Received: 19/08/2020
Accepted : 14/12/2020
In Press: 15/02/2021
Published: 31/08/2021

Abstract

Hydroxychloroquine is an established therapy for several rheumatological disorders, and very recently it has been proposed as a possible treatment for the new coronavirus disease 2019 even if recent randomised trials did not prove any benefit. Notably, hydroxychloroquine has been associated with a heterogeneous range of cutaneous and extra-cutaneous adverse events. We carried out a narrative review of the literature up to November 1st, 2020, related to the safety of hydroxychloroquine. In particular, cutaneous and extra-cutaneous adverse events associated with hydroxychloroquine were reviewed. The following databases were consulted: PubMed, Embase, Google Scholar and ResearchGate.
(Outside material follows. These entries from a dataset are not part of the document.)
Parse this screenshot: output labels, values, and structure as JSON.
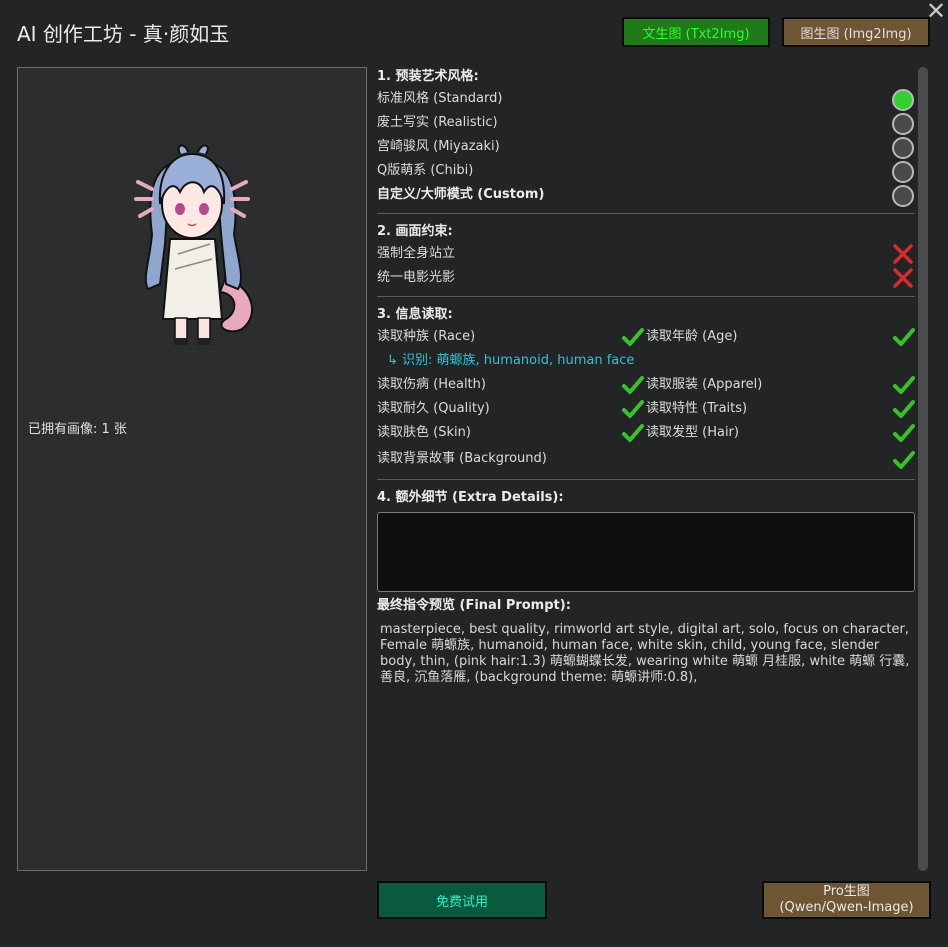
{
  "window": {
    "title": "AI 创作工坊 - 真·颜如玉"
  },
  "toolbar": {
    "txt2img_label": "文生图 (Txt2Img)",
    "img2img_label": "图生图 (Img2Img)"
  },
  "portrait": {
    "owned_label": "已拥有画像: 1 张"
  },
  "styles": {
    "header": "1. 预装艺术风格:",
    "options": [
      {
        "label": "标准风格 (Standard)",
        "selected": true
      },
      {
        "label": "废土写实 (Realistic)",
        "selected": false
      },
      {
        "label": "宫崎骏风 (Miyazaki)",
        "selected": false
      },
      {
        "label": "Q版萌系 (Chibi)",
        "selected": false
      },
      {
        "label": "自定义/大师模式 (Custom)",
        "selected": false
      }
    ]
  },
  "constraints": {
    "header": "2. 画面约束:",
    "items": [
      {
        "label": "强制全身站立",
        "enabled": false
      },
      {
        "label": "统一电影光影",
        "enabled": false
      }
    ]
  },
  "info": {
    "header": "3. 信息读取:",
    "race": "读取种族 (Race)",
    "age": "读取年龄 (Age)",
    "identified": "↳ 识别: 萌螈族, humanoid, human face",
    "health": "读取伤病 (Health)",
    "apparel": "读取服装 (Apparel)",
    "quality": "读取耐久 (Quality)",
    "traits": "读取特性 (Traits)",
    "skin": "读取肤色 (Skin)",
    "hair": "读取发型 (Hair)",
    "background": "读取背景故事 (Background)"
  },
  "extra": {
    "header": "4. 额外细节 (Extra Details):",
    "value": ""
  },
  "final_prompt": {
    "header": "最终指令预览 (Final Prompt):",
    "text": "masterpiece, best quality, rimworld art style, digital art, solo, focus on character, Female 萌螈族, humanoid, human face, white skin, child, young face, slender body, thin, (pink hair:1.3) 萌螈蝴蝶长发, wearing white 萌螈 月桂服, white 萌螈 行囊, 善良, 沉鱼落雁, (background theme: 萌螈讲师:0.8),"
  },
  "actions": {
    "free_label": "免费试用",
    "pro_line1": "Pro生图",
    "pro_line2": "(Qwen/Qwen-Image)"
  },
  "colors": {
    "accent_green": "#2ed12e",
    "cross_red": "#d62c2c",
    "ident_cyan": "#2ec4d6"
  }
}
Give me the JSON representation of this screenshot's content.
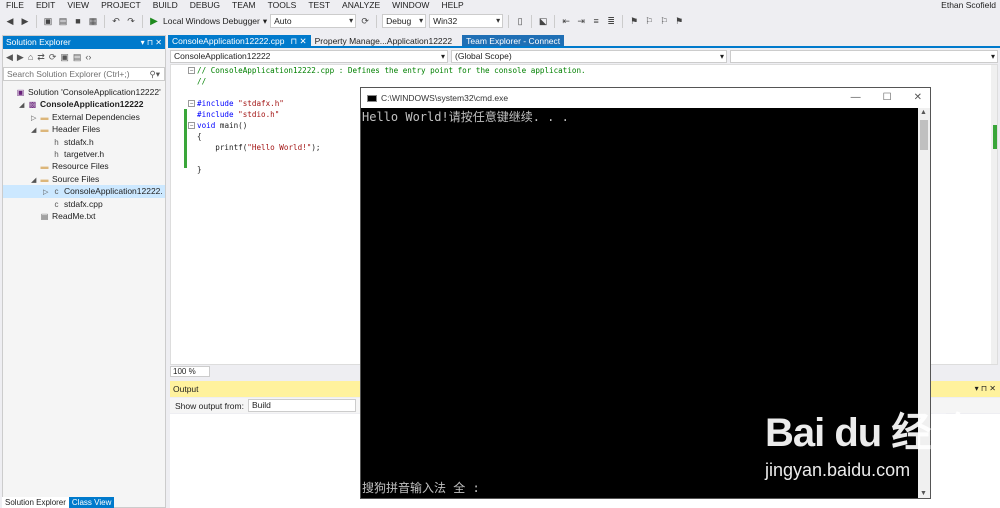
{
  "menu": [
    "FILE",
    "EDIT",
    "VIEW",
    "PROJECT",
    "BUILD",
    "DEBUG",
    "TEAM",
    "TOOLS",
    "TEST",
    "ANALYZE",
    "WINDOW",
    "HELP"
  ],
  "user": "Ethan Scofield",
  "toolbar": {
    "debugger_label": "Local Windows Debugger",
    "solution_config": "Debug",
    "platform": "Win32",
    "auto_combo": "Auto"
  },
  "solution_explorer": {
    "title": "Solution Explorer",
    "search_placeholder": "Search Solution Explorer (Ctrl+;)",
    "nodes": [
      {
        "label": "Solution 'ConsoleApplication12222'",
        "indent": 0,
        "expand": "",
        "icon": "solution-icon",
        "bold": false,
        "selected": false
      },
      {
        "label": "ConsoleApplication12222",
        "indent": 1,
        "expand": "◢",
        "icon": "project-icon",
        "bold": true,
        "selected": false
      },
      {
        "label": "External Dependencies",
        "indent": 2,
        "expand": "▷",
        "icon": "folder-icon",
        "bold": false,
        "selected": false
      },
      {
        "label": "Header Files",
        "indent": 2,
        "expand": "◢",
        "icon": "folder-icon",
        "bold": false,
        "selected": false
      },
      {
        "label": "stdafx.h",
        "indent": 3,
        "expand": "",
        "icon": "header-file-icon",
        "bold": false,
        "selected": false
      },
      {
        "label": "targetver.h",
        "indent": 3,
        "expand": "",
        "icon": "header-file-icon",
        "bold": false,
        "selected": false
      },
      {
        "label": "Resource Files",
        "indent": 2,
        "expand": "",
        "icon": "folder-icon",
        "bold": false,
        "selected": false
      },
      {
        "label": "Source Files",
        "indent": 2,
        "expand": "◢",
        "icon": "folder-icon",
        "bold": false,
        "selected": false
      },
      {
        "label": "ConsoleApplication12222.",
        "indent": 3,
        "expand": "▷",
        "icon": "cpp-file-icon",
        "bold": false,
        "selected": true
      },
      {
        "label": "stdafx.cpp",
        "indent": 3,
        "expand": "",
        "icon": "cpp-file-icon",
        "bold": false,
        "selected": false
      },
      {
        "label": "ReadMe.txt",
        "indent": 2,
        "expand": "",
        "icon": "text-file-icon",
        "bold": false,
        "selected": false
      }
    ],
    "bottom_tabs": [
      "Solution Explorer",
      "Class View"
    ]
  },
  "editor": {
    "tabs": [
      {
        "label": "ConsoleApplication12222.cpp",
        "state": "active"
      },
      {
        "label": "Property Manage...Application12222",
        "state": "normal"
      },
      {
        "label": "Team Explorer - Connect",
        "state": "inactive"
      }
    ],
    "nav_file": "ConsoleApplication12222",
    "nav_scope": "(Global Scope)",
    "zoom": "100 %",
    "lines": [
      {
        "parts": [
          {
            "t": "// ConsoleApplication12222.cpp : Defines the entry point for the console application.",
            "c": "c-cmt"
          }
        ]
      },
      {
        "parts": [
          {
            "t": "//",
            "c": "c-cmt"
          }
        ]
      },
      {
        "parts": [
          {
            "t": "",
            "c": ""
          }
        ]
      },
      {
        "parts": [
          {
            "t": "#include",
            "c": "c-kw"
          },
          {
            "t": " ",
            "c": ""
          },
          {
            "t": "\"stdafx.h\"",
            "c": "c-str"
          }
        ]
      },
      {
        "parts": [
          {
            "t": "#include",
            "c": "c-kw"
          },
          {
            "t": " ",
            "c": ""
          },
          {
            "t": "\"stdio.h\"",
            "c": "c-str"
          }
        ]
      },
      {
        "parts": [
          {
            "t": "void",
            "c": "c-kw"
          },
          {
            "t": " main()",
            "c": ""
          }
        ]
      },
      {
        "parts": [
          {
            "t": "{",
            "c": ""
          }
        ]
      },
      {
        "parts": [
          {
            "t": "    printf(",
            "c": ""
          },
          {
            "t": "\"Hello World!\"",
            "c": "c-str"
          },
          {
            "t": ");",
            "c": ""
          }
        ]
      },
      {
        "parts": [
          {
            "t": "",
            "c": ""
          }
        ]
      },
      {
        "parts": [
          {
            "t": "}",
            "c": ""
          }
        ]
      }
    ]
  },
  "output": {
    "title": "Output",
    "show_from_label": "Show output from:",
    "source": "Build"
  },
  "console": {
    "title": "C:\\WINDOWS\\system32\\cmd.exe",
    "line1": "Hello World!请按任意键继续. . .",
    "ime_text": "搜狗拼音输入法 全 :",
    "controls": [
      "—",
      "☐",
      "✕"
    ]
  },
  "watermark": {
    "logo": "Bai du 经验",
    "url": "jingyan.baidu.com"
  }
}
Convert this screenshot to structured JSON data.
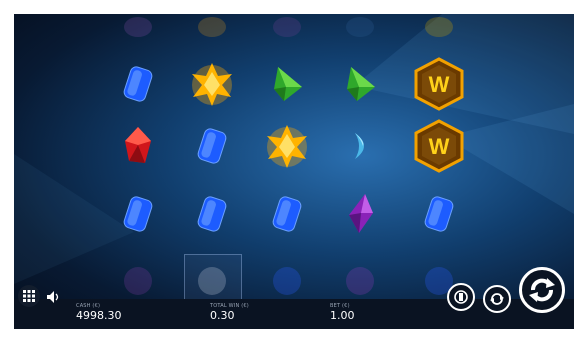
{
  "colors": {
    "accent": "#f2c300",
    "bar": "#0a1322"
  },
  "stats": [
    {
      "label": "CASH (€)",
      "value": "4998.30"
    },
    {
      "label": "TOTAL WIN (€)",
      "value": "0.30"
    },
    {
      "label": "BET (€)",
      "value": "1.00"
    }
  ],
  "wild_text": "W",
  "grid": [
    [
      "blue-gem",
      "yellow-star-gem",
      "green-gem",
      "green-gem",
      "wild-symbol"
    ],
    [
      "red-gem",
      "blue-gem",
      "yellow-star-gem",
      "cyan-gem",
      "wild-symbol"
    ],
    [
      "blue-gem",
      "blue-gem",
      "blue-gem",
      "purple-gem",
      "blue-gem"
    ]
  ],
  "icons": {
    "menu": "menu-grid-icon",
    "sound": "speaker-icon",
    "autoplay": "autoplay-icon",
    "turbo": "turbo-icon",
    "spin": "spin-icon"
  }
}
The research of articles was conducted by using the following search terms: ‘‘hydroxychloroquine,” ‘‘adverse event/effect,’’ “cutaneous”, “skin”, “cardiotoxicity”, “retinopathy”, gastrointestinal and neurological toxicity”. The main indication for which hydroxychloroquine was used in the reports was an immune mediated disorder. Adverse events were described mostly in females over 50 years of age. The most common cutaneous adverse effect was maculopapular and erythematous rash occurring within 4 weeks of initiating hydroxychloroquine and disappearing within few weeks of discontinuation. Gastrointestinal symptoms and headache were the most frequent extracutaneous manifestations. Rarer cutaneous manifestations include hyperpigmentation, psoriasiform dermatitis, photodermatitis, stomatitis, melanonychia and hair loss. More severe conditions were acute generalised exanthematous pustulosis, drug rash with eosinophilia and systemic symptoms, Stevens-Johnson syndrome/toxic epidermal necrolysis, and among extra-cutaneous adverse events cardiotoxicity and retinopathy. Since hydroxychloroquine is widely prescribed in rheumatology, it is important for rheumatologists to be familiar with its safety profile.

Rheumatology Article